It’s Nice That: New web tool Munken Creator lets you create downloadable, animated font experiments. “In 2020, Swedish paper manufacturer Arctic Paper launched Munken Sans, a free-to-use font inspired by the Swedish typeface Tratex – which was actually designed by Kåge Gustafson to be used on national road signs in the 1960s. Munken Creator is the next step in the creative project from the paper manufacturer. Working with design agency Juno and creative technologist Patrik Hübner, Arctic Paper has launched a new web-based app which allows users to create visual experiments using Munken Sans as its open-source typographic base.”
Laughing Squid: Bionic Reading, A New Reading Method That Stresses Letters Within Words to Let the Brain Fill in the Rest
Laughing Squid: Bionic Reading, A New Reading Method That Stresses Letters Within Words to Let the Brain Fill in the Rest. “Swiss typographic designer Renato Casutt has developed Bionic Reading, a new reading method that artificially emphasizes important letters of a written word and lets the brain fill in the rest. This method allows for deeper understanding with less concentration.” I have been using this with a social network I’m on. It doesn’t do much for me but I read pretty fast to start with. It’s not unpleasant.
The Verge: Google’s latest Roboto variant is a font customizable to its core. “As someone who is really into fonts, I know that most people don’t share my passion — but I genuinely think that anyone who cares at all about typography will have some interest in what Google announced on Thursday. If you’ve ever used anything made by Google, you’ve seen Roboto. Now, Google’s introducing something called Roboto Flex. As the name implies, it’s a version of its famous font that you can tweak and customize in a ton of ways.”
Fast Company: Are some fonts ageist? . “If you’re of a certain age, you might have noticed that you no longer read as quickly as you once did. This may be due to vision loss or cognitive changes. Or it might be due to something else: ageist fonts. A major new study has found that fonts matter in determining how quickly a person is able to read on screens. But they matter more if you’re over 35.”
9to5 Google: Google commissions and releases ‘Roboto Serif’ as new font ideal for reading. “Google introduced Roboto in 2011 as Android’s new system font and gave it a big upgrade three years later. ‘Roboto Serif’ is now the newest variation ‘designed to make reading more comfortable at any size, in any format.’”
MakeUseOf: 6 Font Size Calculators for Better Messages. “When the message of your next presentation is clear, the one thing that shouldn’t be holding you back from sending across your message is typography, or font size. The difference between designs that stand out on the web and the ones that don’t is simple. The ones that stand out have the right font size, font style, and line height. But, how do you know what works and what doesn’t?”
Tom’s Guide: How to disable the new Twitter font. “Although there’s not much you can do to change the Chirp font in the Twitter app for Android and iOS (where it feels more at home), there is a workaround, shared by Twitter user Twilight Sparkle, that lets you restore the traditional font on the Twitter website.”

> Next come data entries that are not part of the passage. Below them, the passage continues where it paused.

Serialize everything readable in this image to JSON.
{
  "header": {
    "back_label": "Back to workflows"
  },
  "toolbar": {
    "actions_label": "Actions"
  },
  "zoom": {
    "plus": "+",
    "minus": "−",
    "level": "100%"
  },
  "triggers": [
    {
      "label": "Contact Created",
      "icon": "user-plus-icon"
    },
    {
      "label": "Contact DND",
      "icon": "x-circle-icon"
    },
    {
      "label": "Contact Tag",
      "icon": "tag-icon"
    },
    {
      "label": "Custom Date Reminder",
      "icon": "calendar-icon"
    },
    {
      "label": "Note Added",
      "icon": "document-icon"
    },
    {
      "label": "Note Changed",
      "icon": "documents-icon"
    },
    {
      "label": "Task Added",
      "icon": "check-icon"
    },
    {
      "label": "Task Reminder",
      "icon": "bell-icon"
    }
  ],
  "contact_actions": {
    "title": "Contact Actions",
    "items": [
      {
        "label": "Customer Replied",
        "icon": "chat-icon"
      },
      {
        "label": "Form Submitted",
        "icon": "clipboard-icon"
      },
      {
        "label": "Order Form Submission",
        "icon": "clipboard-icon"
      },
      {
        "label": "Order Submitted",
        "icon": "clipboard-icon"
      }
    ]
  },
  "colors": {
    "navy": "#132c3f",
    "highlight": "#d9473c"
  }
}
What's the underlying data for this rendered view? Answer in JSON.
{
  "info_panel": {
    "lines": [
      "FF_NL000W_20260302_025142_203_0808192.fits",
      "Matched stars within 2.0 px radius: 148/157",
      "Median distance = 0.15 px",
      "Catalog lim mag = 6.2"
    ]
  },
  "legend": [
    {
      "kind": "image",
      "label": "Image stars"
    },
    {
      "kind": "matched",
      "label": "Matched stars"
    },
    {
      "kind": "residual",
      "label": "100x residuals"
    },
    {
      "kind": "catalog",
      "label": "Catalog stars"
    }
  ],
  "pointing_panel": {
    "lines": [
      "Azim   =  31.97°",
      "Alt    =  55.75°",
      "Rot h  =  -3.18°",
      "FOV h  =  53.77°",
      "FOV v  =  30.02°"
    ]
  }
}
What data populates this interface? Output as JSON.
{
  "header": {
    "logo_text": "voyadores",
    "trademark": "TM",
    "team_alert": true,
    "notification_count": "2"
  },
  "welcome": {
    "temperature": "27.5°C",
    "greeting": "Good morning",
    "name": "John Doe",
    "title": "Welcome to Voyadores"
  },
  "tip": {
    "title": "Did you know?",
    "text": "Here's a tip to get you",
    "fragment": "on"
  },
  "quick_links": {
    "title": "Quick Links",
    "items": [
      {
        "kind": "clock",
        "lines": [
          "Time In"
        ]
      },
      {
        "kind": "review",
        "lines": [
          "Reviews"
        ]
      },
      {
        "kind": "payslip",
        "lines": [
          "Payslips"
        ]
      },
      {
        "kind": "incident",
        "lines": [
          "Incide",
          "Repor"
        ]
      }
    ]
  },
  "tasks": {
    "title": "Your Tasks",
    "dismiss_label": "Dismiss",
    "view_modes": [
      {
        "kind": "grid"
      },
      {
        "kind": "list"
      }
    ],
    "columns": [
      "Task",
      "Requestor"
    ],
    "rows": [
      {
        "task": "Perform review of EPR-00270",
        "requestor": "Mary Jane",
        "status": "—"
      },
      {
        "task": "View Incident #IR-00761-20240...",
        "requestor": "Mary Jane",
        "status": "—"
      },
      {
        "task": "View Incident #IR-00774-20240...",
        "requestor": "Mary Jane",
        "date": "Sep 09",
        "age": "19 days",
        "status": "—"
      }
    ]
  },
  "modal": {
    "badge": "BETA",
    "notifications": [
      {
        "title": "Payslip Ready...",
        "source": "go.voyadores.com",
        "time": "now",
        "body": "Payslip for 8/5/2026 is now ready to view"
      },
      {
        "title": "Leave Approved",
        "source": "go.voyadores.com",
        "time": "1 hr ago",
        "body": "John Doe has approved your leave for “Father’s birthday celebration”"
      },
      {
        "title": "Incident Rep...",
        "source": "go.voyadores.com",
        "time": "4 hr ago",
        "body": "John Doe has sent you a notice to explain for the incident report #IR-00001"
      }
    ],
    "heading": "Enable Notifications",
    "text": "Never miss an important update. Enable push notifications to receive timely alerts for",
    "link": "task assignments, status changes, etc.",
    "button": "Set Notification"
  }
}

New York Times: Is This Some Kind of Code? You Can Solve the …. “In a 2015 paper, ‘Fun With Fonts: Algorithmic Typography,’ the Demaines explained their motivations: ‘Scientists use fonts every day to express their research through the written word. But what if the font itself communicated (the spirit of) the research? What if the way text is written, and not just the text itself, engages the reader in the science?’ Inspired by theorems or open problems, the fonts — and the messages they compose — can usually be read only after solving the related puzzle or series of puzzles.”
Make Tech Easier: 6 Useful Tools to Help You Identify Fonts in Images. “You come across an endless amount of images with text on them. Those images could be advertising or something else. Either way, it’s nothing out of the ordinary to see a font that you want on a picture. The only problem is that you have no idea what that font is called. To help you out, there are various free tools you can use to identify that font. With the following apps, you’ll always be able to identify a font.”
Domestika: This Digital Archive Is a Treasure Chest of Typography and Design. “The TM Research Archive is a website created by a Swiss student, called Louise Paradis, as her final project for her master’s degree. It compiles information about and images from Typographische Monatsblätter, dating between the 1970s and 1990s. It is a treasure chest filled to the brim with dozens of covers, indexes from different issues, and detailed biographies of its most prominent designers and typographers.”
Hongkiat: 100 Free Fonts for Commercial and Personal Use. “Each time a designer starts work on a new design, there is always a big problem: a lack of high-quality materials, such as fonts, icons, images etc. Of course, you can create a font that will properly fit the design you created, but it’s not a good idea since font creation takes a lot of time, which is never enough when you have to work within a deadline. The solution is simple: you can use ready-made free fonts. There are tons of them all over the web, and we have but collected a small group of 100 free fronts you can download here.”
San Francisco Chronicle: Letterform Archive makes striking typefaces available to public with online archive
San Francisco Chronicle: Letterform Archive makes striking typefaces available to public with online archive. “So far, 1,500 of the collection’s more than 60,000 pieces have been digitized. Browse the site, and you can find all manner of tags, posters, mailing labels, advertisements, business cards, book covers and letterhead. There is a booklet from Sri Lanka from 1959, a bound book from Russia from 1912 and a loose leaf from a Spanish Quran from 1150.”
Steemhunt: GooFonts – Clear and simple search for suitable Google Fonts. “It’s not that easy to find a suitable font in Google Fonts, because the names of the fonts don’t have a statement about the result. Now GooFonts can help, here you can search with corresponding tags in the 974 fonts.” This is a very brief mention, but the only other useful thing I could find about GooFonts was a story in German which was stubborn about translating.